And "Weird Al" really excels at mimicking and twisting popular songs.  He turns Iggy Azalea's "Fancy" into a home-fixing song ("Handy"), makes Imagine Dragon's "Radioactive" into the lazy "Inactive" ("I'm waking up in Cheeto dust/my belly's covered with pizza crust"), and Robin Thicke's raunchy "Blurred Lines" into a critique of grammar and spelling (shown below).  And numerous current songs get polka-ized into the "NOW That's What I Call Polka" medley.  These really sound close to the originals, while making them so amusing it's impossible to listen to the original songs the same ways again.

Mandatory Fun may not be mandatory, but it sure is fun.  This album is pretty consistent and quite amusing too.

Overall grade: A-
Reviewed by James Lynch



So, what happens when you mix the sanity-blasting horrors of H.P. Lovecraft with the rules of Twilight Creations' long-running Zombies!!! game?  You get Cthulhu!!! Hastur la Vista, Baby!  Sadly, the game has less of the Evil Dead-type attitude you'd expect from the title and more of the problems from its progenitor game.
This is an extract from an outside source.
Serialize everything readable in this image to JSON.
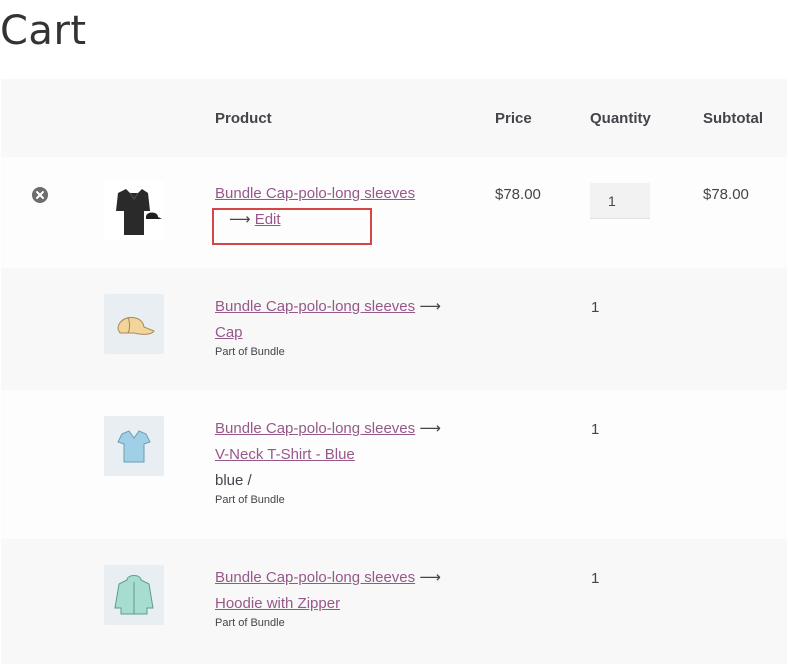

Cthulhu!!! is a competitive-cooperative game set in Kingsport, Massachusetts, where the players control heroes trying to stop the cultists and byakhee from summoning the King in Yellow.  Each turn players do the following: play an Automatic event card (if they have one); draw and place a map tile (stocking it with, as appropriate, bullets, hearts, cultists, and byakhee); fighting any cultists or byakhee on their space; draw back up to three event cards; roll a die and move that many spaces plus their health; roll a die and move that many cultists two spaces each; move all byakhee to an adjacent tile; and discard one event card if they want.  Players can also play one event card each turn.
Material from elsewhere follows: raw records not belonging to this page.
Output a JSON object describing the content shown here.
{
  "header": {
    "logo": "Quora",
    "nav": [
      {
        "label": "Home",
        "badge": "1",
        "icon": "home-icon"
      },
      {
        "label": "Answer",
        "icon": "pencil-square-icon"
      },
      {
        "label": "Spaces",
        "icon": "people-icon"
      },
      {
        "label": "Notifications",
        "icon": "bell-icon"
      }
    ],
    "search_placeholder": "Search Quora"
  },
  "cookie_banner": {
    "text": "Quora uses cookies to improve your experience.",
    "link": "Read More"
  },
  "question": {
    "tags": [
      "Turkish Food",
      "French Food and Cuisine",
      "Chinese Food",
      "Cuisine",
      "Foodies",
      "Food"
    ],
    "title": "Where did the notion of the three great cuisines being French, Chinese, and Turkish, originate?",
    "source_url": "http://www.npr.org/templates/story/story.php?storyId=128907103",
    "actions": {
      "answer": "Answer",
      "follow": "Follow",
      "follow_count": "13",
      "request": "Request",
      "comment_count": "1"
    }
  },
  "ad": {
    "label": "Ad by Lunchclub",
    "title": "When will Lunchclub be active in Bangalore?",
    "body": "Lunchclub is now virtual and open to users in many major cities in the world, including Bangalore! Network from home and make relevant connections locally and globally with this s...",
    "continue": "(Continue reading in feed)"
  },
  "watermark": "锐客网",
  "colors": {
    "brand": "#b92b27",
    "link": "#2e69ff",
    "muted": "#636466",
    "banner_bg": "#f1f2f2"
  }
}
Players win mainly through combat.  Players start with three hearts, three bullets, and five sanity.  When a player meets a cultist, the player has to roll a 4-6 to defeat them.  If the player wins, they get a random relic card.  If the player loses, they can spend bullets to increase their roll, or lose a health and roll again, or run away.  The monstrous byakhee are a bit different.  When a player encounters one, the player has to roll 3-6 or lose one sanity.  To defeat a byakhee, a player needs to roll 5-6 -- but if the player wins, they get two relics!  And if a player loses all their health or sanity, they start over with one less sanity than they had before; and if their starting sanity is zero, they're out of the game.
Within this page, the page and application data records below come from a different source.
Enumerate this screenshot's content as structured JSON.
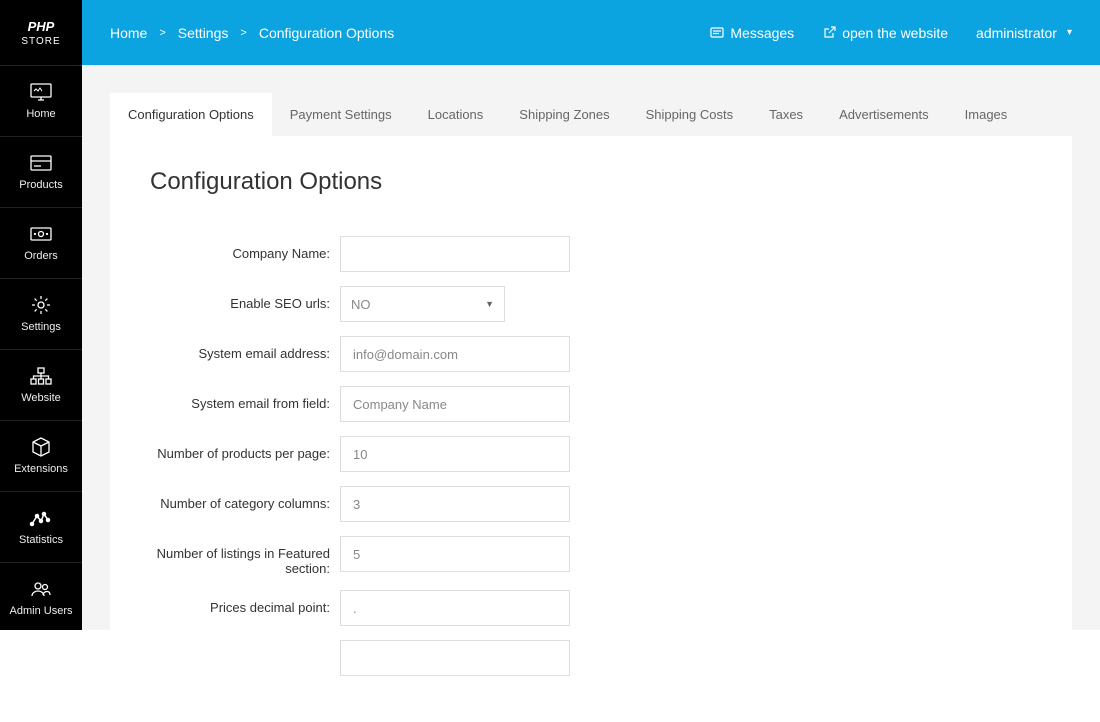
{
  "logo": {
    "top": "PHP",
    "bottom": "STORE"
  },
  "sidebar": {
    "items": [
      {
        "label": "Home"
      },
      {
        "label": "Products"
      },
      {
        "label": "Orders"
      },
      {
        "label": "Settings"
      },
      {
        "label": "Website"
      },
      {
        "label": "Extensions"
      },
      {
        "label": "Statistics"
      },
      {
        "label": "Admin Users"
      }
    ]
  },
  "breadcrumb": {
    "items": [
      "Home",
      "Settings",
      "Configuration Options"
    ],
    "sep": ">"
  },
  "header": {
    "messages": "Messages",
    "open": "open the website",
    "user": "administrator"
  },
  "tabs": [
    "Configuration Options",
    "Payment Settings",
    "Locations",
    "Shipping Zones",
    "Shipping Costs",
    "Taxes",
    "Advertisements",
    "Images"
  ],
  "panel": {
    "title": "Configuration Options"
  },
  "form": {
    "company_name": {
      "label": "Company Name:",
      "value": ""
    },
    "seo": {
      "label": "Enable SEO urls:",
      "value": "NO"
    },
    "email_addr": {
      "label": "System email address:",
      "value": "info@domain.com"
    },
    "email_from": {
      "label": "System email from field:",
      "value": "Company Name"
    },
    "per_page": {
      "label": "Number of products per page:",
      "value": "10"
    },
    "cat_cols": {
      "label": "Number of category columns:",
      "value": "3"
    },
    "featured": {
      "label": "Number of listings in Featured section:",
      "value": "5"
    },
    "decimal": {
      "label": "Prices decimal point:",
      "value": "."
    }
  }
}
 There's also a new way to win (and lose) in Cthulhu!!! : sanctifying Ritual Sites.  When these tiles are drawn, they have eight cultists and one byakhee on them (and these foes can never leave the tile).  If a player kills the last cultist/byakhee on the tile and discards one of each of the five relics (Amulet, Dagger, Idol, Space Mead, Tome) , that player scores the Ritual Site; and if three Ritual Sites are sanctified, the players win!  Each player then scores points for the relics they have (double the number for each type, then subtract one), plus 12 points for each Ritual Site.  But if a player loses all their health on a Ritual Site, it goes to the enemies; and if three Ritual Sites are lost, the cultists have summoned the King in Yellow and the winner is then the hero to die last.
There is plenty to like and dislike in Cthulhu!!!  The game does work sanity checks into the mix somewhat well, the event cards have an appropriate amount of over-the-top horror to them, and the goal of using relics to stop evil fits the theme better than the run-to-the-helicopter goal of Zombies!!! would.  Unfortunately, like Zombies!!! the action in Cthulhu!!! can get repetitive very quickly, and once a lot of tiles are on the board it's easy to keep moving the cultists along the same unused tiles (forming what a player called "the cultist conga line").  Cthulhu!!! Hastur La Vista, Baby! is a decent entry into the Lovecraft-inspired game genre, but it's only decent.

Overall grade: C+
Reviewed by James Lynch